Smart card piracy is no longer the preserve of computer geniuses who work out the algorithms used by pay-TV providers, before distributing the codes over the internet. Instead highly sophisticated criminals run a global network, where individual organisations on different continents are each responsible for a separate part of the process.Viaccess, the Paris-based conditional access and security company, explained to Broadband TV News that in order to address the future it was essential to look at what keeps the pay-TV business sustainable. The object of the exercise is to maintain a full spectrum of activities in order to keep the product a “generation ahead” of the criminals.
Viaccess recently announced the launch of its new generation smart card, the PC5, which it has designed to fight the latest forms of piracy, including Control Word (CW) sharing piracy, regardless of the distribution network.
“Each and every time a card is hacked we say it openly and tell our customers who’s behind the hack,” said Christine Maury Panis, executive vice president and general counsel, Viaccess, who is also a vice president of the European anti-piracy organisation AEPOC (European Association for the Protection of Encrypted Works and Services).
Mme Maury Panis told Broadband TV News that the modern pirate was totally organised and was involved in a business that made millions of Euros every year. Russia and Germany are Europe’s hotspots, designing the pirate cards that are then manufactured in Asia before being shipped to Africa for onward distribution. “Where we are able to take action, we do so. For example we’ve started actions in Algeria where the prime minister has said he wants to fight cyber criminality”. Similar actions are planned elsewhere in Europe under the AEPOC banner, and in a joint case in Belgium relating to a control word sharing operation, a designer was recently put out of business, losing a monthly income of some €5,000.
A major problem in tackling smart card piracy is the use of control word sharing. Here a legitimate smart card is connected to a host set-top box, retrofitted with software capable of decoding the “control word”. Once revealed the control word can be shared over the internet to pirate cards.
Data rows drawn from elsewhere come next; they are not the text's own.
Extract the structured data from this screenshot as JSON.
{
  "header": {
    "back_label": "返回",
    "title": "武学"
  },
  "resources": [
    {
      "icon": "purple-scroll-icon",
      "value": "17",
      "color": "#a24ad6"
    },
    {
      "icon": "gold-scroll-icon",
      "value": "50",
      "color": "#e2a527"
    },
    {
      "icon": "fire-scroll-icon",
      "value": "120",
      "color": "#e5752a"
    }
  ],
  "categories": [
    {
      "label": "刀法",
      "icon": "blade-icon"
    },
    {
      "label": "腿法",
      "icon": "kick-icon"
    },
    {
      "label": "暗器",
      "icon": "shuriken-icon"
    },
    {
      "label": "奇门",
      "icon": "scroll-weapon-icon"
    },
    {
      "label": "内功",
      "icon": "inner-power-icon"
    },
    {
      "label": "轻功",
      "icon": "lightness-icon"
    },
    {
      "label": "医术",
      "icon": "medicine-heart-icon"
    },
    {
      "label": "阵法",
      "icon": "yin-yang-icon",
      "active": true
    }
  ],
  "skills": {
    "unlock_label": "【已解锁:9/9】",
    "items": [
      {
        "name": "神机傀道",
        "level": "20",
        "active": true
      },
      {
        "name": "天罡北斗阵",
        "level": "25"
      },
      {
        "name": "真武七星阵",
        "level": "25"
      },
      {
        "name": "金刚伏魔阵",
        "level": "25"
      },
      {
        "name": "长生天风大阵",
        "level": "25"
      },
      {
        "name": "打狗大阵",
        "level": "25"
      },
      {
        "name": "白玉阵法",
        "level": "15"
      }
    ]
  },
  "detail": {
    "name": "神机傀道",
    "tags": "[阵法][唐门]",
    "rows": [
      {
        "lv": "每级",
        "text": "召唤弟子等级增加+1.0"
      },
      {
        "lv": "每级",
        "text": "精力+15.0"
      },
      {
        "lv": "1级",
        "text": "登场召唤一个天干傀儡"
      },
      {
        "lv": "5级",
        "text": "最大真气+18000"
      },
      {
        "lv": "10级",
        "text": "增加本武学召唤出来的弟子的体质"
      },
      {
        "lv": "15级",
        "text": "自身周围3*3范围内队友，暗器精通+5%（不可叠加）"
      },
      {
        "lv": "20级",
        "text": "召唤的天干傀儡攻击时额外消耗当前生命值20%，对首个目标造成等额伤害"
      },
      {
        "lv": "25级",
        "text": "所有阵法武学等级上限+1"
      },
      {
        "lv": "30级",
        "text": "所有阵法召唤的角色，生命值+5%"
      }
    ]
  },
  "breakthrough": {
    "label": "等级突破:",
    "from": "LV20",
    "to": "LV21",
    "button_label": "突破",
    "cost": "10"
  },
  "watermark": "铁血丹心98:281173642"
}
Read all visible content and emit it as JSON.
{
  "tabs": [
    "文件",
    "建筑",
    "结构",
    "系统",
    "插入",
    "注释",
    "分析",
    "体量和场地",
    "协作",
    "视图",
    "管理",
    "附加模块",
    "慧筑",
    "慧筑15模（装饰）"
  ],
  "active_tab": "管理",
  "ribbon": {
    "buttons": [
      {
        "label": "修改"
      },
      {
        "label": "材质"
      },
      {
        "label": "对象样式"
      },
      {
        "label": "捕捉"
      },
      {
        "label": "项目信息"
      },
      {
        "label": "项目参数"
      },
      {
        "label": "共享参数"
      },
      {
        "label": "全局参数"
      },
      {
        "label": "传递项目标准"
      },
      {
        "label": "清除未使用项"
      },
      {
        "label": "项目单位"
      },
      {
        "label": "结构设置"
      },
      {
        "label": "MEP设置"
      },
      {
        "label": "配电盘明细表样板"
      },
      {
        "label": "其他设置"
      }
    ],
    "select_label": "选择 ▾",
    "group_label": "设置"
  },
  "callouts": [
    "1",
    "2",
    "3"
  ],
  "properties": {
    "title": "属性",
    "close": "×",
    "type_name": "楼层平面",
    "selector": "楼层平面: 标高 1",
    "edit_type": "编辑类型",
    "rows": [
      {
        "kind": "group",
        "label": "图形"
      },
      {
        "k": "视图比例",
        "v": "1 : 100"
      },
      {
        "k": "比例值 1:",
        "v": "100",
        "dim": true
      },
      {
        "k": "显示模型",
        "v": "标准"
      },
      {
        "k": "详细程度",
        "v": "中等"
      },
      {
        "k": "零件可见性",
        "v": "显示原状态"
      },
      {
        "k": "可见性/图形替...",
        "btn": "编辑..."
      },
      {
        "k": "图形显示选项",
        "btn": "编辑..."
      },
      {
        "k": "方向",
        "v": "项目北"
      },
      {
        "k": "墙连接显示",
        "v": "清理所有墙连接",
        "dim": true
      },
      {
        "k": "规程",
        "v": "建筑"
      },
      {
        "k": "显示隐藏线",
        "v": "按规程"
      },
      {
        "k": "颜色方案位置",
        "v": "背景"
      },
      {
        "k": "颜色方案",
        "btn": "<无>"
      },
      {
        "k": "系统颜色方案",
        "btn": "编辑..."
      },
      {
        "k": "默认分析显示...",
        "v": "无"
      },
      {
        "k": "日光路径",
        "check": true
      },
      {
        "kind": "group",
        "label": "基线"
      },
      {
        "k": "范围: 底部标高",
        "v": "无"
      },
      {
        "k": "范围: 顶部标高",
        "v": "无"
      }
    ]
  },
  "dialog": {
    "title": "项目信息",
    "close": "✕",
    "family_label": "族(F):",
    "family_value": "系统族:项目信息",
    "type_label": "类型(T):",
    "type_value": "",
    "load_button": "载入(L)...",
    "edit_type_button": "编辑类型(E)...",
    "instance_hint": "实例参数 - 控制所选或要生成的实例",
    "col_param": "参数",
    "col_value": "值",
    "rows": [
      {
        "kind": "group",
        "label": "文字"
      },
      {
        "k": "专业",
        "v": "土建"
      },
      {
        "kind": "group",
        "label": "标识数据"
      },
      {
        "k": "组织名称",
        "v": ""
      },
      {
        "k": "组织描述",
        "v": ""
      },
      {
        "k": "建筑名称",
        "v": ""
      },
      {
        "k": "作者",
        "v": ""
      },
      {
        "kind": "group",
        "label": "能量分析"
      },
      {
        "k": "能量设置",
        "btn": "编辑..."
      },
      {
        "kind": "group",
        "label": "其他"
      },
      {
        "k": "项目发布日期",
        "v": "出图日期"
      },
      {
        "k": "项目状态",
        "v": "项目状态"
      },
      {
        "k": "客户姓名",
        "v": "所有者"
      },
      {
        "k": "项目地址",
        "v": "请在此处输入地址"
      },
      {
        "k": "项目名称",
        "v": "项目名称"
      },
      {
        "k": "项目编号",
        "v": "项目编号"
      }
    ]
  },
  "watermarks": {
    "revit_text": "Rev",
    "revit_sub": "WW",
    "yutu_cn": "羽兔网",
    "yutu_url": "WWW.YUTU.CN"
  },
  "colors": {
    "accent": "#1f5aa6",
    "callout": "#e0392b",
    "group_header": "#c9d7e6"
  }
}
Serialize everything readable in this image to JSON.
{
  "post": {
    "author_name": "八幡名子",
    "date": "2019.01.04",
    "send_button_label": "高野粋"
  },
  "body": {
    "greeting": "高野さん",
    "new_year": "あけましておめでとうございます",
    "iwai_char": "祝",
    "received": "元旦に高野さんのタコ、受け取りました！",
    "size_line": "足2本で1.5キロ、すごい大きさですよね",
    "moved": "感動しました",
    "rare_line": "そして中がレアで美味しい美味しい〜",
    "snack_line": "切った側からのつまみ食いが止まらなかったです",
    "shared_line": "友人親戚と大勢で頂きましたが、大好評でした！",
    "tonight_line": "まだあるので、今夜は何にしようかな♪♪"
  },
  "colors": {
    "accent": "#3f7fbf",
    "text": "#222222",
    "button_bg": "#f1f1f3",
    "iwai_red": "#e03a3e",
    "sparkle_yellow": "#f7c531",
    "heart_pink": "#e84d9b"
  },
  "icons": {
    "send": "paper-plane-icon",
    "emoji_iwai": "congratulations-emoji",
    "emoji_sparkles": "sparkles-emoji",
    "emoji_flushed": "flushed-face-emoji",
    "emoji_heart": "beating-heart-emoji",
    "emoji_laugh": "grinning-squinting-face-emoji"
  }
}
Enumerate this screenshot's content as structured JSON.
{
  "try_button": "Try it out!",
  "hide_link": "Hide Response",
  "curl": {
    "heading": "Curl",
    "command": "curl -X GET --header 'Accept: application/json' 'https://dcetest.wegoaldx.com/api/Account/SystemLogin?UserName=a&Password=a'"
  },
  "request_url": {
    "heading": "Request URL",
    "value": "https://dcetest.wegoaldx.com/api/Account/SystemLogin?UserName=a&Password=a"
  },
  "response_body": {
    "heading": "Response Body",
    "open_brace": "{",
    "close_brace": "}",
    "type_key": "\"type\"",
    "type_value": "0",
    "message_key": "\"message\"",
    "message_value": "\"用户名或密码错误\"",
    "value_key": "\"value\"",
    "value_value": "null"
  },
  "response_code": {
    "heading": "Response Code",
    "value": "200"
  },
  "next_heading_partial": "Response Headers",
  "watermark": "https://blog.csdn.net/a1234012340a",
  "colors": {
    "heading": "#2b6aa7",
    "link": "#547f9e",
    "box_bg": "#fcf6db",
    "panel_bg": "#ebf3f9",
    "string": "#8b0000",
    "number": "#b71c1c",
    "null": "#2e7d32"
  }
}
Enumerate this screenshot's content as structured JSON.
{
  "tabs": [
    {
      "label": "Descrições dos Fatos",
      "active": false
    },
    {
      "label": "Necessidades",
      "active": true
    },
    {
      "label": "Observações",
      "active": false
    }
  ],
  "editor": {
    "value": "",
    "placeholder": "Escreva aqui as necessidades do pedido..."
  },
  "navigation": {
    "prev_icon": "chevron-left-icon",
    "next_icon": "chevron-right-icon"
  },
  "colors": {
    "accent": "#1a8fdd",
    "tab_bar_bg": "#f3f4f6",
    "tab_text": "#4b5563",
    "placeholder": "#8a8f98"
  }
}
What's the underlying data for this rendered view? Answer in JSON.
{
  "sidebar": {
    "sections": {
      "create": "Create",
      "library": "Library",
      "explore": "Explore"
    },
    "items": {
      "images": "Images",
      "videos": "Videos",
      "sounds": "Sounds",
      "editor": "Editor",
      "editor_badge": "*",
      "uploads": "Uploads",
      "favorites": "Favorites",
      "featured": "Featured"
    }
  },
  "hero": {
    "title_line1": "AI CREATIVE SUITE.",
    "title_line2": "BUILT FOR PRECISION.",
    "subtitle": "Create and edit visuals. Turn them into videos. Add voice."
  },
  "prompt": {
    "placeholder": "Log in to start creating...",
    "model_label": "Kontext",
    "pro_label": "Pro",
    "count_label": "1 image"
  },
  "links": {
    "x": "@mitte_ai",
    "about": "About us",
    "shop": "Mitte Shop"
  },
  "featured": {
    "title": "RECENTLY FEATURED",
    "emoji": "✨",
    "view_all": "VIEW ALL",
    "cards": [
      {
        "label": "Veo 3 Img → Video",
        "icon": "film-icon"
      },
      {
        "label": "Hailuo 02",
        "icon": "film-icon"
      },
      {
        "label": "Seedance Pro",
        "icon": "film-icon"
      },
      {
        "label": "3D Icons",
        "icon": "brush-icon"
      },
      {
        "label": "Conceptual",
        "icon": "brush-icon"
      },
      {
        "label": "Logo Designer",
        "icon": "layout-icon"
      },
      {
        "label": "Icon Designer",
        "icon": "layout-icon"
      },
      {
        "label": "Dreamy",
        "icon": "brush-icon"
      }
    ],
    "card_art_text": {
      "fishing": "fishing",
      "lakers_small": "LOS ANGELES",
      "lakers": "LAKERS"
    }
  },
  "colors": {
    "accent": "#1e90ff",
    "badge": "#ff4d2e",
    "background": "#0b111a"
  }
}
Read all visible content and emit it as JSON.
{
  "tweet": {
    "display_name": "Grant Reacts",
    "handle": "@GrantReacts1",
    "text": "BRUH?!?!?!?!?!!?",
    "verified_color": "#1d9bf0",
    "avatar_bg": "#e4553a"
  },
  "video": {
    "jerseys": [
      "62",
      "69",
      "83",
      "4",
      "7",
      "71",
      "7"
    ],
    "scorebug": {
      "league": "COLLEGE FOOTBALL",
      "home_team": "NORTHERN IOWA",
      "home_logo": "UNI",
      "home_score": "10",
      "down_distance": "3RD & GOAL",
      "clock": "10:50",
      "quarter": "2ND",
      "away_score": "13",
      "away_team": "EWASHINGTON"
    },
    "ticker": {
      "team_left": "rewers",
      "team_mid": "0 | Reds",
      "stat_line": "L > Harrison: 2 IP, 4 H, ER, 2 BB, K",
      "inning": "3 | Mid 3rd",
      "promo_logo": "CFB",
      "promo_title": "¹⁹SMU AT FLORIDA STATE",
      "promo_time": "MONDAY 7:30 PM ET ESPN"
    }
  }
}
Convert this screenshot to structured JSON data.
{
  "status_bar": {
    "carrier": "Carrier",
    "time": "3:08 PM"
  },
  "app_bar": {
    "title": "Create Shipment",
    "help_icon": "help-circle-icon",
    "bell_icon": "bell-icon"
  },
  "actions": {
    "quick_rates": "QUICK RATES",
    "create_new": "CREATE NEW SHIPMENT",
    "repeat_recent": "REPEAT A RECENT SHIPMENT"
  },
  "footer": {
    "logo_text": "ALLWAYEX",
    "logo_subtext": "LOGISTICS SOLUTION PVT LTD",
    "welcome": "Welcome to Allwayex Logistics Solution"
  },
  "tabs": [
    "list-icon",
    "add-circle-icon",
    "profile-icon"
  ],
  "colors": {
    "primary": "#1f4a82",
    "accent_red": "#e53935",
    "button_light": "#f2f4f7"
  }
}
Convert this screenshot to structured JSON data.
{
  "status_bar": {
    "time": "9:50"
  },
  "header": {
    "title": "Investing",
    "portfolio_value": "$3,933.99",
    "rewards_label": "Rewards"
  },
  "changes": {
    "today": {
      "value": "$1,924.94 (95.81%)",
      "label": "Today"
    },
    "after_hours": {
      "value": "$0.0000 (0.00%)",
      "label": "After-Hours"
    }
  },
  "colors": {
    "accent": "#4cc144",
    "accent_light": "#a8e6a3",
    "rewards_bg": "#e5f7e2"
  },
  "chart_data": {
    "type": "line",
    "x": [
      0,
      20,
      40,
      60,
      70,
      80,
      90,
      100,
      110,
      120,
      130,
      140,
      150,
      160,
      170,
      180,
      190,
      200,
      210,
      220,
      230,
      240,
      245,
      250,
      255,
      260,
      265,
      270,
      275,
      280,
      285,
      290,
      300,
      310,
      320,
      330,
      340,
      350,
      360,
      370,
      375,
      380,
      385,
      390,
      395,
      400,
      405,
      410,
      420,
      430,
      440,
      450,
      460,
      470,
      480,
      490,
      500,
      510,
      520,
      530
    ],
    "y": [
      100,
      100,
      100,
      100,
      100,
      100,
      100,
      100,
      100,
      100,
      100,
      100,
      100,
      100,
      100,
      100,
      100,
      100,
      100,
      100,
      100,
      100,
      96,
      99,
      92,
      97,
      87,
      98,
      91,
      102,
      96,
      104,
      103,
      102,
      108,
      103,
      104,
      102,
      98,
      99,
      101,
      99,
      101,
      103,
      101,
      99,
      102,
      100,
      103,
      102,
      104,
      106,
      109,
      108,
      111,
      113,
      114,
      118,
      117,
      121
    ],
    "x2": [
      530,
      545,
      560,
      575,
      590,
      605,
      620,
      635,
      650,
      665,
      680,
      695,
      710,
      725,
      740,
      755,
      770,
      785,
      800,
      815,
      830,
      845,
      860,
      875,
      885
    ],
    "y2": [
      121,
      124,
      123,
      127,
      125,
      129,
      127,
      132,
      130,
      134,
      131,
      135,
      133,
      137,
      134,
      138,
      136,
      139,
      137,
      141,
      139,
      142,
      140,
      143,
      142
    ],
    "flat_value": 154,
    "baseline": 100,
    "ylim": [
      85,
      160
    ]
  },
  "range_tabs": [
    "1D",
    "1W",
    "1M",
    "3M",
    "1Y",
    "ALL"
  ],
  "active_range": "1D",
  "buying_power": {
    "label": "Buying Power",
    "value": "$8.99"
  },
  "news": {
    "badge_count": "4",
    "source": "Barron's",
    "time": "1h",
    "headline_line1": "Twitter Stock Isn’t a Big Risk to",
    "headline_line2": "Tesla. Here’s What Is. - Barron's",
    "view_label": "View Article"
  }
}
Aware of the problem, Viaccess has built a new system into PC5 that is capable of detecting when reception has been achieved by duplicitous means. It is then possible to switch off not only the set-top that is receiving the codes without authorisation, but also the card that is sending the unauthorised codes in the first place, potentially knocking out several hundred pirated signals.